■ AIM OF THE TASK:
A verbatim reproduction of all the entries is needed.

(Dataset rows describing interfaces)

==============================

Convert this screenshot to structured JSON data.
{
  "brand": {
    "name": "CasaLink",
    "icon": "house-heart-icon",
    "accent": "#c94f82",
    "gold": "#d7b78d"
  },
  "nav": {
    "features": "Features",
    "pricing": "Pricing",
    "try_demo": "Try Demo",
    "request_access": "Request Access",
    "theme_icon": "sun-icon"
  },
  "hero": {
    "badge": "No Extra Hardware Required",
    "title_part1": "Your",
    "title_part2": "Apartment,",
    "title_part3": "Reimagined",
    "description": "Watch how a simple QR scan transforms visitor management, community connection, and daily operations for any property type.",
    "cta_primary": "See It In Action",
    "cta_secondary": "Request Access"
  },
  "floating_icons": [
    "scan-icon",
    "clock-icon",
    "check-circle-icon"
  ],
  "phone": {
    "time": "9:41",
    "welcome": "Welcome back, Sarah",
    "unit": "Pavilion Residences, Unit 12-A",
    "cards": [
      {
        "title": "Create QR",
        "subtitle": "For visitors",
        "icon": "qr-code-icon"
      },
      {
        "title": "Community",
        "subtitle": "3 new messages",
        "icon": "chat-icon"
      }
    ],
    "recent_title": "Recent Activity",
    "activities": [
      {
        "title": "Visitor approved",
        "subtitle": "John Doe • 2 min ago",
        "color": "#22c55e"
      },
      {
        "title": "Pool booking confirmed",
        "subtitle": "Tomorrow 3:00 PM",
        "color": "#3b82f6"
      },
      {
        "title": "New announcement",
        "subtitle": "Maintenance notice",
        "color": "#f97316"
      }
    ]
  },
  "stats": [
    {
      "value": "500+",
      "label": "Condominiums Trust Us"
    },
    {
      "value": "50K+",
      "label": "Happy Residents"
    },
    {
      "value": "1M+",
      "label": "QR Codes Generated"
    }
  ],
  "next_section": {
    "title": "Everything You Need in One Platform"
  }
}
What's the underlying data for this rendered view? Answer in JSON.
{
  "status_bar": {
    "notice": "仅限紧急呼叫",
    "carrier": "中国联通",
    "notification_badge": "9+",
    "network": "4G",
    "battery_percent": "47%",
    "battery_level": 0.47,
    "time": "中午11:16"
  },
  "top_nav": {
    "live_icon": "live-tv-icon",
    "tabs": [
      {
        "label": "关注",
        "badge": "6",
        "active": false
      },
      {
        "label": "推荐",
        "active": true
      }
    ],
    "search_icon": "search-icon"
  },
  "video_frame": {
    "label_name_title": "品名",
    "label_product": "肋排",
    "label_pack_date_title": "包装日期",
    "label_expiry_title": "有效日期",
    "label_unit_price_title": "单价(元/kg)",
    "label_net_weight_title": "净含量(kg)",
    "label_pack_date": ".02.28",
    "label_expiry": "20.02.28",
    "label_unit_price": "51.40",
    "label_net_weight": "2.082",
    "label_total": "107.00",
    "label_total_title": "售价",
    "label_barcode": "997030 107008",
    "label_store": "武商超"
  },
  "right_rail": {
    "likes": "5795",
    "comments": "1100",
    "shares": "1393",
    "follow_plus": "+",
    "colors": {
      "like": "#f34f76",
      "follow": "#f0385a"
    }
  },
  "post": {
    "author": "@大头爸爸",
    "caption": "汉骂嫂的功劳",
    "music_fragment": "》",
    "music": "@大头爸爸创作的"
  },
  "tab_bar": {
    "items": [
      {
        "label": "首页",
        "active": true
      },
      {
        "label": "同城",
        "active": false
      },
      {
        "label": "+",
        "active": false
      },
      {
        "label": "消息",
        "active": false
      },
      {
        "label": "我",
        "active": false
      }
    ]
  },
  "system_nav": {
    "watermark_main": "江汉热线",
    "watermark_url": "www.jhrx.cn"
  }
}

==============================

■ SOLVED PROBLEM:
Convert this screenshot to structured JSON data.
{
  "brand": {
    "name": "CasaLink",
    "icon": "house-heart-icon",
    "accent": "#c94f82",
    "gold": "#d7b78d"
  },
  "nav": {
    "features": "Features",
    "pricing": "Pricing",
    "try_demo": "Try Demo",
    "request_access": "Request Access",
    "theme_icon": "sun-icon"
  },
  "hero": {
    "badge": "No Extra Hardware Required",
    "title_part1": "Your",
    "title_part2": "Apartment,",
    "title_part3": "Reimagined",
    "description": "Watch how a simple QR scan transforms visitor management, community connection, and daily operations for any property type.",
    "cta_primary": "See It In Action",
    "cta_secondary": "Request Access"
  },
  "floating_icons": [
    "scan-icon",
    "clock-icon",
    "check-circle-icon"
  ],
  "phone": {
    "time": "9:41",
    "welcome": "Welcome back, Sarah",
    "unit": "Pavilion Residences, Unit 12-A",
    "cards": [
      {
        "title": "Create QR",
        "subtitle": "For visitors",
        "icon": "qr-code-icon"
      },
      {
        "title": "Community",
        "subtitle": "3 new messages",
        "icon": "chat-icon"
      }
    ],
    "recent_title": "Recent Activity",
    "activities": [
      {
        "title": "Visitor approved",
        "subtitle": "John Doe • 2 min ago",
        "color": "#22c55e"
      },
      {
        "title": "Pool booking confirmed",
        "subtitle": "Tomorrow 3:00 PM",
        "color": "#3b82f6"
      },
      {
        "title": "New announcement",
        "subtitle": "Maintenance notice",
        "color": "#f97316"
      }
    ]
  },
  "stats": [
    {
      "value": "500+",
      "label": "Condominiums Trust Us"
    },
    {
      "value": "50K+",
      "label": "Happy Residents"
    },
    {
      "value": "1M+",
      "label": "QR Codes Generated"
    }
  ],
  "next_section": {
    "title": "Everything You Need in One Platform"
  }
}
What's the underlying data for this rendered view? Answer in JSON.
{
  "status_bar": {
    "notice": "仅限紧急呼叫",
    "carrier": "中国联通",
    "notification_badge": "9+",
    "network": "4G",
    "battery_percent": "47%",
    "battery_level": 0.47,
    "time": "中午11:16"
  },
  "top_nav": {
    "live_icon": "live-tv-icon",
    "tabs": [
      {
        "label": "关注",
        "badge": "6",
        "active": false
      },
      {
        "label": "推荐",
        "active": true
      }
    ],
    "search_icon": "search-icon"
  },
  "video_frame": {
    "label_name_title": "品名",
    "label_product": "肋排",
    "label_pack_date_title": "包装日期",
    "label_expiry_title": "有效日期",
    "label_unit_price_title": "单价(元/kg)",
    "label_net_weight_title": "净含量(kg)",
    "label_pack_date": ".02.28",
    "label_expiry": "20.02.28",
    "label_unit_price": "51.40",
    "label_net_weight": "2.082",
    "label_total": "107.00",
    "label_total_title": "售价",
    "label_barcode": "997030 107008",
    "label_store": "武商超"
  },
  "right_rail": {
    "likes": "5795",
    "comments": "1100",
    "shares": "1393",
    "follow_plus": "+",
    "colors": {
      "like": "#f34f76",
      "follow": "#f0385a"
    }
  },
  "post": {
    "author": "@大头爸爸",
    "caption": "汉骂嫂的功劳",
    "music_fragment": "》",
    "music": "@大头爸爸创作的"
  },
  "tab_bar": {
    "items": [
      {
        "label": "首页",
        "active": true
      },
      {
        "label": "同城",
        "active": false
      },
      {
        "label": "+",
        "active": false
      },
      {
        "label": "消息",
        "active": false
      },
      {
        "label": "我",
        "active": false
      }
    ]
  },
  "system_nav": {
    "watermark_main": "江汉热线",
    "watermark_url": "www.jhrx.cn"
  }
}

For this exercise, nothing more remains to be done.